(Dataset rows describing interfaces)
╭──
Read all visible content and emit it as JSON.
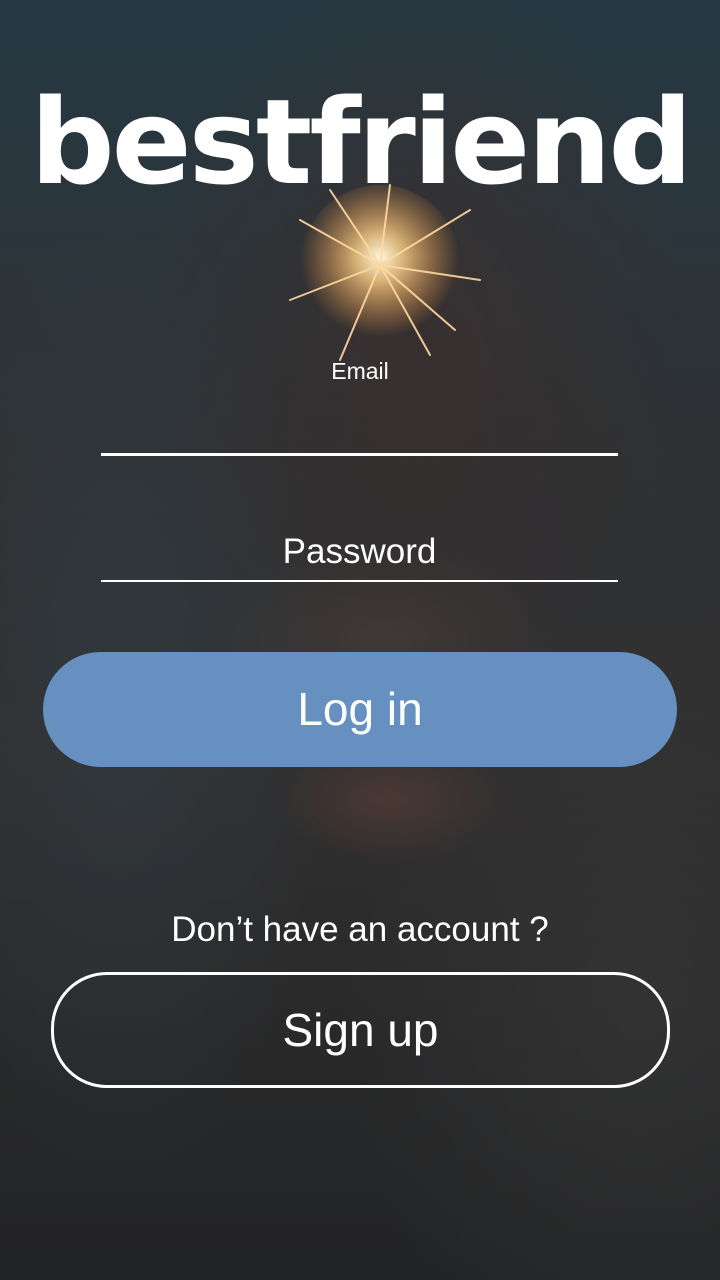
{
  "app": {
    "logo_text": "bestfriend"
  },
  "login_form": {
    "email_label": "Email",
    "email_value": "",
    "password_placeholder": "Password",
    "login_label": "Log in"
  },
  "signup": {
    "prompt": "Don’t have an account ?",
    "button_label": "Sign up"
  },
  "colors": {
    "login_button": "#6590bf",
    "text": "#ffffff"
  }
}
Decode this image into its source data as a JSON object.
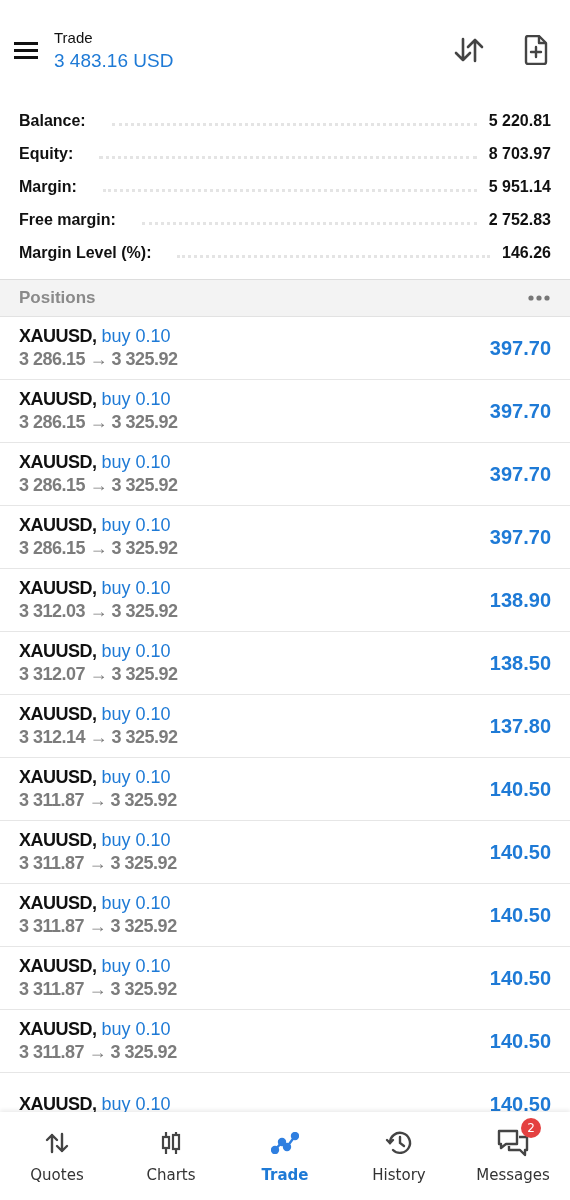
{
  "header": {
    "title": "Trade",
    "balance": "3 483.16 USD"
  },
  "summary": [
    {
      "label": "Balance:",
      "value": "5 220.81"
    },
    {
      "label": "Equity:",
      "value": "8 703.97"
    },
    {
      "label": "Margin:",
      "value": "5 951.14"
    },
    {
      "label": "Free margin:",
      "value": "2 752.83"
    },
    {
      "label": "Margin Level (%):",
      "value": "146.26"
    }
  ],
  "positions": {
    "title": "Positions",
    "rows": [
      {
        "symbol": "XAUUSD,",
        "order": "buy 0.10",
        "prices": "3 286.15 → 3 325.92",
        "profit": "397.70"
      },
      {
        "symbol": "XAUUSD,",
        "order": "buy 0.10",
        "prices": "3 286.15 → 3 325.92",
        "profit": "397.70"
      },
      {
        "symbol": "XAUUSD,",
        "order": "buy 0.10",
        "prices": "3 286.15 → 3 325.92",
        "profit": "397.70"
      },
      {
        "symbol": "XAUUSD,",
        "order": "buy 0.10",
        "prices": "3 286.15 → 3 325.92",
        "profit": "397.70"
      },
      {
        "symbol": "XAUUSD,",
        "order": "buy 0.10",
        "prices": "3 312.03 → 3 325.92",
        "profit": "138.90"
      },
      {
        "symbol": "XAUUSD,",
        "order": "buy 0.10",
        "prices": "3 312.07 → 3 325.92",
        "profit": "138.50"
      },
      {
        "symbol": "XAUUSD,",
        "order": "buy 0.10",
        "prices": "3 312.14 → 3 325.92",
        "profit": "137.80"
      },
      {
        "symbol": "XAUUSD,",
        "order": "buy 0.10",
        "prices": "3 311.87 → 3 325.92",
        "profit": "140.50"
      },
      {
        "symbol": "XAUUSD,",
        "order": "buy 0.10",
        "prices": "3 311.87 → 3 325.92",
        "profit": "140.50"
      },
      {
        "symbol": "XAUUSD,",
        "order": "buy 0.10",
        "prices": "3 311.87 → 3 325.92",
        "profit": "140.50"
      },
      {
        "symbol": "XAUUSD,",
        "order": "buy 0.10",
        "prices": "3 311.87 → 3 325.92",
        "profit": "140.50"
      },
      {
        "symbol": "XAUUSD,",
        "order": "buy 0.10",
        "prices": "3 311.87 → 3 325.92",
        "profit": "140.50"
      },
      {
        "symbol": "XAUUSD,",
        "order": "buy 0.10",
        "profit": "140.50"
      }
    ]
  },
  "nav": [
    {
      "kind": "quotes",
      "label": "Quotes",
      "selected": false
    },
    {
      "kind": "charts",
      "label": "Charts",
      "selected": false
    },
    {
      "kind": "trade",
      "label": "Trade",
      "selected": true
    },
    {
      "kind": "history",
      "label": "History",
      "selected": false
    },
    {
      "kind": "messages",
      "label": "Messages",
      "selected": false,
      "badge": "2"
    }
  ]
}
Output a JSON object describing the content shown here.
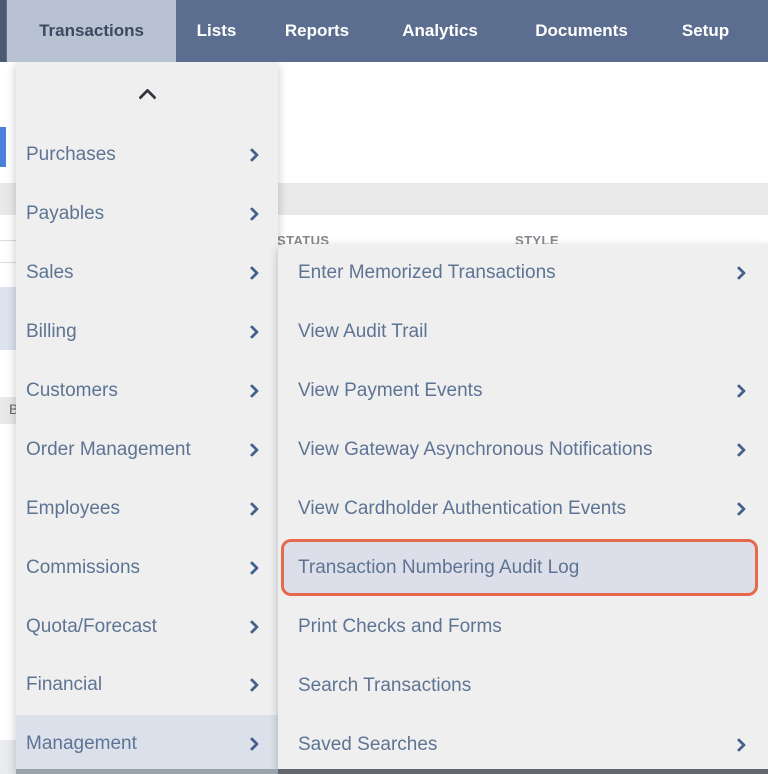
{
  "nav": {
    "tabs": [
      {
        "label": "Transactions",
        "active": true
      },
      {
        "label": "Lists",
        "active": false
      },
      {
        "label": "Reports",
        "active": false
      },
      {
        "label": "Analytics",
        "active": false
      },
      {
        "label": "Documents",
        "active": false
      },
      {
        "label": "Setup",
        "active": false
      }
    ]
  },
  "background": {
    "column_headers": {
      "status": "STATUS",
      "style": "STYLE"
    },
    "partial_letter": "B"
  },
  "transactions_menu": {
    "scroll_up_icon": "chevron-up-icon",
    "items": [
      {
        "label": "Purchases",
        "has_submenu": true
      },
      {
        "label": "Payables",
        "has_submenu": true
      },
      {
        "label": "Sales",
        "has_submenu": true
      },
      {
        "label": "Billing",
        "has_submenu": true
      },
      {
        "label": "Customers",
        "has_submenu": true
      },
      {
        "label": "Order Management",
        "has_submenu": true
      },
      {
        "label": "Employees",
        "has_submenu": true
      },
      {
        "label": "Commissions",
        "has_submenu": true
      },
      {
        "label": "Quota/Forecast",
        "has_submenu": true
      },
      {
        "label": "Financial",
        "has_submenu": true
      },
      {
        "label": "Management",
        "has_submenu": true,
        "active": true
      }
    ]
  },
  "management_submenu": {
    "items": [
      {
        "label": "Enter Memorized Transactions",
        "has_submenu": true
      },
      {
        "label": "View Audit Trail",
        "has_submenu": false
      },
      {
        "label": "View Payment Events",
        "has_submenu": true
      },
      {
        "label": "View Gateway Asynchronous Notifications",
        "has_submenu": true
      },
      {
        "label": "View Cardholder Authentication Events",
        "has_submenu": true
      },
      {
        "label": "Transaction Numbering Audit Log",
        "has_submenu": false,
        "highlighted": true
      },
      {
        "label": "Print Checks and Forms",
        "has_submenu": false
      },
      {
        "label": "Search Transactions",
        "has_submenu": false
      },
      {
        "label": "Saved Searches",
        "has_submenu": true
      }
    ]
  },
  "colors": {
    "nav_bg": "#5b6e90",
    "nav_active_tab_bg": "#b9c2d2",
    "nav_active_tab_text": "#3b4a61",
    "menu_bg": "#efefef",
    "menu_text": "#5e7494",
    "chevron": "#44618c",
    "active_row_bg": "#dce0ea",
    "highlight_bg": "#dcdfe9",
    "highlight_border": "#e56a4b"
  }
}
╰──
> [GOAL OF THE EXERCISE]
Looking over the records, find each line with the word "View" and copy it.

> [RESPONSE TO THIS EXERCISE]
        "label": "View Audit Trail",
        "label": "View Payment Events",
        "label": "View Gateway Asynchronous Notifications",
        "label": "View Cardholder Authentication Events",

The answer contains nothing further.